Then Jesus told his disciples a parable to show them that they should always pray and not give up. 2 He said: “In a certain town there was a judge who neither feared God nor cared what people thought. 3 And there was a widow in that town who kept coming to him with the plea, ‘Grant me justice against my adversary.’
4 “For some time he refused. But finally he said to himself, ‘Even though I don’t fear God or care what people think, 5 yet because this widow keeps bothering me, I will see that she gets justice, so that she won’t eventually come and attack me!’”
6 And the Lord said, “Listen to what the unjust judge says. 7 And will not God bring about justice for his chosen ones, who cry out to him day and night? Will he keep putting them off? 8 I tell you, he will see that they get justice, and quickly. However, when the Son of Man comes, will he find faith on the earth?”
Let me share words by E.M. Bounds in his classic book, Purpose in Prayer. He writes: “We must not only pray, but we must pray with great urgency, with intentness and with repetition. We must not only pray, but we must pray again and again. We must not get tired of praying. We must be thoroughly in earnest, deeply concerned about the things for which we ask, for Jesus Christ made it very plain that the secret of prayer and its success lie in its urgency. We must press our prayers upon God.”
We may wonder why God wants us to continue praying, to keep asking after the heart of God. Why does Jesus share this parable? Is it because we are too lazy in our prayers, too much inclined to put ourselves in the center of the universe and too little inclined to let God be in charge? We presume we can change God’s mind with one short prayer that is more like a text message than a deep communion with God. We act as though by prayer we can order God around like some genie in a bottle.
God wants to know that prayer and, by extension our petitions, are important enough to spend quality time with God in prayer. God wants us to get to know Him by reading his Word and allowing it to be planted deep within our souls. Then we can judge the quality of our petitions to see whether it aligns with God’s plan for our lives. All this takes time, but God doesn’t want us to give up – either on our praying or on God’s love for us.
What’s the real point of prayer? Jesus lays it out plainly as he asks, “When the Son of Man comes, will he find faith on earth?” Prayer, like faith, takes time to mature – even a life time. May we be found faithful when Jesus returns.

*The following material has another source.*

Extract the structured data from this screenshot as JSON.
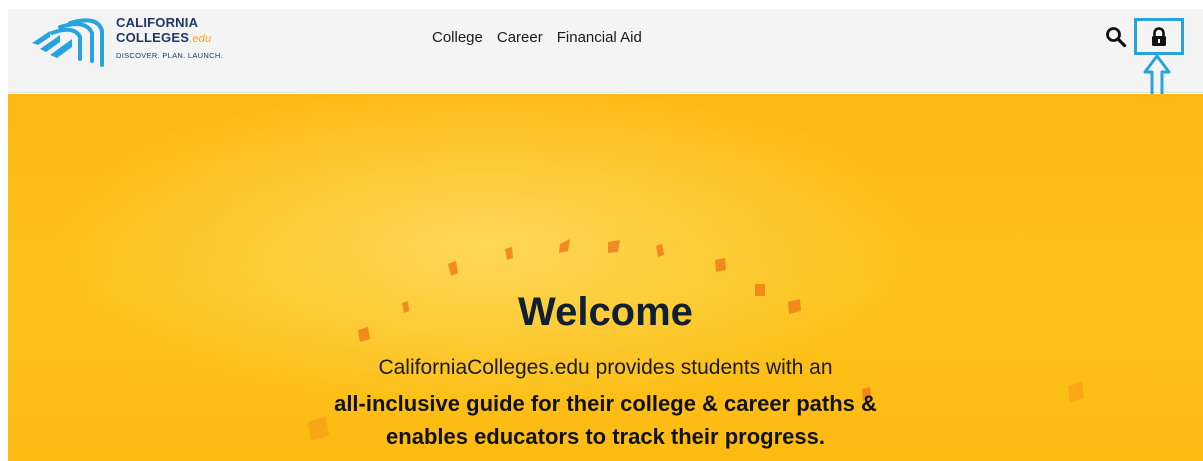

Dear God, let me be mindful that you want me to stay close to you in prayer. I don’t want to utter a prayer once and walk away from you like some distant relative. I want to spend time getting to know you and coming to appreciate ever deeper facets of your love. You are so worth my time and attention, Lord! Keep me coming to you, ever praying and ever trusting in your guidance. Then I know that what I ask will be according to your will for me in Christ Jesus my savior. Amen.